An endless hack'nslash could have gotten monotonous, but Falcom was sure to add a few wrinkles into the battle system. First, your three party members default to three specific weapon types that cater to different classes of enemies. This rock, paper, scissors approach is seamlessly integrated into player control. If you're getting attacked by a three enemy mob, slash a few that are weak to Adol's sword, then press a button, switch to Aisha, and shoot the rest out of the air with your bow. Attacking the wrong class does minimal damage at worst, so constantly switching around is to your benefit. AI guides the other party members when not under your control, but they're managed in a relatively unobtrusive manner. They don't deal a whole lot of damage, but they also do well to stay out of trouble.
Mindlessly bashing enemies could have sufficed for a decent combat engine, but Ys Seven goes a few steps further. Character equipment arrives with a unique ability, and, if used enough, that ability is permanently added to your special move repertoire. Special moves consume points, which are visible in your HUD and accumulated via normally attacking enemies. Screen filling super moves are also an option, albeit one that is far less frequent. A robust item crafting/synthesizing system makes use of the incredible amount of loot you acquire, not to mentioning incentivizing picking up every last piece shiny object on the field.

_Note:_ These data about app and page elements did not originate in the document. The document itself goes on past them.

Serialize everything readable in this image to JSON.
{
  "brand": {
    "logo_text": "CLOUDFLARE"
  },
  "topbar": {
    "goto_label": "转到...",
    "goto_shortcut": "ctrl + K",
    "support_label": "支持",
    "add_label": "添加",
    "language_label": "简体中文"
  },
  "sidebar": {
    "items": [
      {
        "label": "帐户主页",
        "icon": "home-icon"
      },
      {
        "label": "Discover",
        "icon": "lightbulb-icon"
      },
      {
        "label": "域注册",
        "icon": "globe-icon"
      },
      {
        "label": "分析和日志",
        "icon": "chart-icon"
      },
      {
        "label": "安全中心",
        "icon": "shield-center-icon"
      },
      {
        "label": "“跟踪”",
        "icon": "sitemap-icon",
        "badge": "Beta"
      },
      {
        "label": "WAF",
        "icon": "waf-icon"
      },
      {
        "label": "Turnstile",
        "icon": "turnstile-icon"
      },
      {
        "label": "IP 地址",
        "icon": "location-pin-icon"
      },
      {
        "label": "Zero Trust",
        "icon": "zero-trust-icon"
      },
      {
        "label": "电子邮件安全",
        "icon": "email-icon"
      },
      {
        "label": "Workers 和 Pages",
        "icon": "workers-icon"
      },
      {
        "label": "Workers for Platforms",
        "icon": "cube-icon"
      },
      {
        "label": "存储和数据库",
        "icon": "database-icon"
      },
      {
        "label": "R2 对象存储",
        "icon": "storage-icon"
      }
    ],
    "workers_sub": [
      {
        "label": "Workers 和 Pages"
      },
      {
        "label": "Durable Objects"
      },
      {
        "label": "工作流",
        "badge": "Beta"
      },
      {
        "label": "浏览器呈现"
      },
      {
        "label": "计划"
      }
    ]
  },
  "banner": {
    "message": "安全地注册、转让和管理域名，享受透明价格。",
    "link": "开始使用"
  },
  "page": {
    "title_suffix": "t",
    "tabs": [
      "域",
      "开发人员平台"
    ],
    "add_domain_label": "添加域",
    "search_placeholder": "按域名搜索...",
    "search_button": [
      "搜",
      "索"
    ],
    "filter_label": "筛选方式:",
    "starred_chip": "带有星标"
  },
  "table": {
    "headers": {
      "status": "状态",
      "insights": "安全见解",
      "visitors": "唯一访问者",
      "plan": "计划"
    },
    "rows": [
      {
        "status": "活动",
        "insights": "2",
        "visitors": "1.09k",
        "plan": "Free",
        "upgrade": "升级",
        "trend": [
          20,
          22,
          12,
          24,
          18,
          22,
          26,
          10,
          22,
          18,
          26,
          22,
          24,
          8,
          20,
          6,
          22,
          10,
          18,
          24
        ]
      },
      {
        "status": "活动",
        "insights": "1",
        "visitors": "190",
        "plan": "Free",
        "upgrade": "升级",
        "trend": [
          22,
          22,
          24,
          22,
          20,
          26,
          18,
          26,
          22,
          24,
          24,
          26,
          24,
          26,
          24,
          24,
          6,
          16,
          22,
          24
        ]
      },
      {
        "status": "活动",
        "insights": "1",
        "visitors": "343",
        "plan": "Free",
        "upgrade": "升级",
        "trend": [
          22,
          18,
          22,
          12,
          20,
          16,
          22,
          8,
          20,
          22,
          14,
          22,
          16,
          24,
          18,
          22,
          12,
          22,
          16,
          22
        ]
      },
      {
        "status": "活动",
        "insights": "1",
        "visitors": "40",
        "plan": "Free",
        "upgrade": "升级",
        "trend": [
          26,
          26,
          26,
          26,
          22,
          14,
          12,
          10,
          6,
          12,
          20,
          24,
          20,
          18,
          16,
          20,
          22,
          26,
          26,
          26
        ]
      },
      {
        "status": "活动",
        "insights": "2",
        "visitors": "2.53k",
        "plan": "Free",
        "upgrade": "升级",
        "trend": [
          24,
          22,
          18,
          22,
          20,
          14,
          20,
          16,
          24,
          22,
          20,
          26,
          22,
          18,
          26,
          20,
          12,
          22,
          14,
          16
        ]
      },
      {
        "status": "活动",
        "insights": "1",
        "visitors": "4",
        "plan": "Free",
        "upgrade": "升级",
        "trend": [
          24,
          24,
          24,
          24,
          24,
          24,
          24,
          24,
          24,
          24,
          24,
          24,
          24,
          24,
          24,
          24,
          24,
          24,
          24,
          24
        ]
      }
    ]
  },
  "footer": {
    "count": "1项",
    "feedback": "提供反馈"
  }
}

Focusing on exploiting the strengths and weaknesses of your party, pushing through standard enemies on the field usually doesn't require much strategy. Bosses, however, are an entirely different matter. Those guys push back, and require a surprisingly different approach to combat. A lock-on option would have been nice to target specific areas that needed to be hit, but on the whole you'll be doing a lot of dashing out of the way, flash guarding, and well timed special moves to knock off those foes. Though sometimes frustrating, they're great for Ys Seven's pacing and do well to provide a fitting sense of accomplishment after it's over.
Function over Form

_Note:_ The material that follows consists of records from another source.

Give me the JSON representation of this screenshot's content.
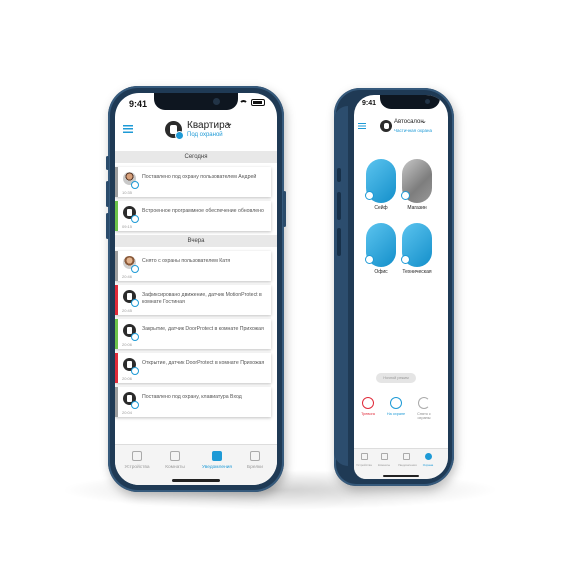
{
  "phone_a": {
    "status_time": "9:41",
    "header": {
      "title": "Квартира",
      "subtitle": "Под охраной"
    },
    "sections": [
      {
        "label": "Сегодня",
        "items": [
          {
            "text": "Поставлено под охрану пользователем Андрей",
            "time": "10:35",
            "kind": "person",
            "accent": "grey"
          },
          {
            "text": "Встроенное программное обеспечение обновлено",
            "time": "09:15",
            "kind": "device",
            "accent": "green"
          }
        ]
      },
      {
        "label": "Вчера",
        "items": [
          {
            "text": "Снято с охраны пользователем Катя",
            "time": "20:46",
            "kind": "person2",
            "accent": "grey"
          },
          {
            "text": "Зафиксировано движение, датчик MotionProtect в комнате Гостиная",
            "time": "20:45",
            "kind": "device",
            "accent": "red"
          },
          {
            "text": "Закрытие, датчик DoorProtect в комнате Прихожая",
            "time": "20:06",
            "kind": "device",
            "accent": "green"
          },
          {
            "text": "Открытие, датчик DoorProtect в комнате Прихожая",
            "time": "20:06",
            "kind": "device",
            "accent": "red"
          },
          {
            "text": "Поставлено под охрану, клавиатура Вход",
            "time": "20:04",
            "kind": "device",
            "accent": "grey"
          }
        ]
      }
    ],
    "tabs": [
      {
        "label": "Устройства",
        "active": false
      },
      {
        "label": "Комнаты",
        "active": false
      },
      {
        "label": "Уведомления",
        "active": true
      },
      {
        "label": "Брелки",
        "active": false
      }
    ]
  },
  "phone_b": {
    "status_time": "9:41",
    "header": {
      "title": "Автосалон",
      "subtitle": "Частичная охрана"
    },
    "rooms": [
      {
        "label": "Сейф",
        "style": "blue"
      },
      {
        "label": "Магазин",
        "style": "photo"
      },
      {
        "label": "Офис",
        "style": "blue"
      },
      {
        "label": "Техническая",
        "style": "blue"
      }
    ],
    "night_mode_label": "Ночной режим",
    "modes": [
      {
        "label": "Тревога",
        "style": "red"
      },
      {
        "label": "На охране",
        "style": "blue"
      },
      {
        "label": "Снято с охраны",
        "style": "grey"
      }
    ],
    "tabs": [
      {
        "label": "Устройства",
        "active": false
      },
      {
        "label": "Комнаты",
        "active": false
      },
      {
        "label": "Уведомления",
        "active": false
      },
      {
        "label": "Охрана",
        "active": true
      }
    ]
  },
  "colors": {
    "accent": "#1e9ad6",
    "alarm": "#e02b3a",
    "ok": "#6cc24a",
    "frame": "#1f3a55"
  }
}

Presentation ranges from par for the course to occasionally distinguished. Ys Seven is visually competent and offers a handful of notable vistas, but its tech is pretty far off top tier. It sells the illusion of adventure, but character movement and functioning mechanics take precedent over visual prowess. The music, on the other hand, stands in stark contrast. With electronic performances that evoke Virtual On (of all things) and violin arrangements with snappy hooks, the soundtrack might be the strongest card in Ys Seven's audio/visual hand. When backtracking or occasional grinding sessions start to grate, the music is quick to save the day. Load times were also quite good, though I was playing via download rather than UMD.

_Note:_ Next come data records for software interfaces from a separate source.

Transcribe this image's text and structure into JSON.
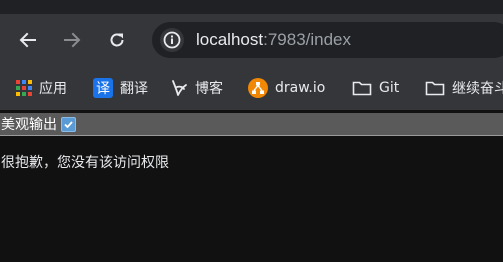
{
  "browser": {
    "url_host": "localhost",
    "url_rest": ":7983/index",
    "bookmarks": [
      {
        "label": "应用",
        "icon": "apps-grid-icon"
      },
      {
        "label": "翻译",
        "icon": "translate-icon"
      },
      {
        "label": "博客",
        "icon": "blog-icon"
      },
      {
        "label": "draw.io",
        "icon": "drawio-icon"
      },
      {
        "label": "Git",
        "icon": "folder-icon"
      },
      {
        "label": "继续奋斗",
        "icon": "folder-icon"
      }
    ],
    "translate_badge": "译"
  },
  "page": {
    "toggle_label": "美观输出",
    "toggle_checked": true,
    "message": "很抱歉，您没有该访问权限"
  },
  "colors": {
    "toolbar": "#35363a",
    "page_background": "#111111",
    "checkbox": "#5b9bd5",
    "drawio": "#f08705"
  }
}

Game length, a topic I usually shy away from discussing, is mandatory when assessing a role playing game. To its credit, Ys Seven doesn't waste a whole lot of time pushing the player through its content. Depending on the difficulty selected, one can expected to clock out between 25 and 30 hours (though expect that to be closer to the 30 mark if you're as terrible at flash guarding as I was). Handheld RPGs specialize in moving the player along through the basic narrative, but also typically offer a wealth of mindless side quests tailored more toward the portable platform. Though it has a bunch of foe-felling and errand running side quests, Ys Seven widely avoids this approach. It's concessions to mobile gaming lie with its fast paced nature, not padded content that repeats a gradually annoying series of tasks. It may be short by JRPG standards, but in the end I thought it emerged better for it.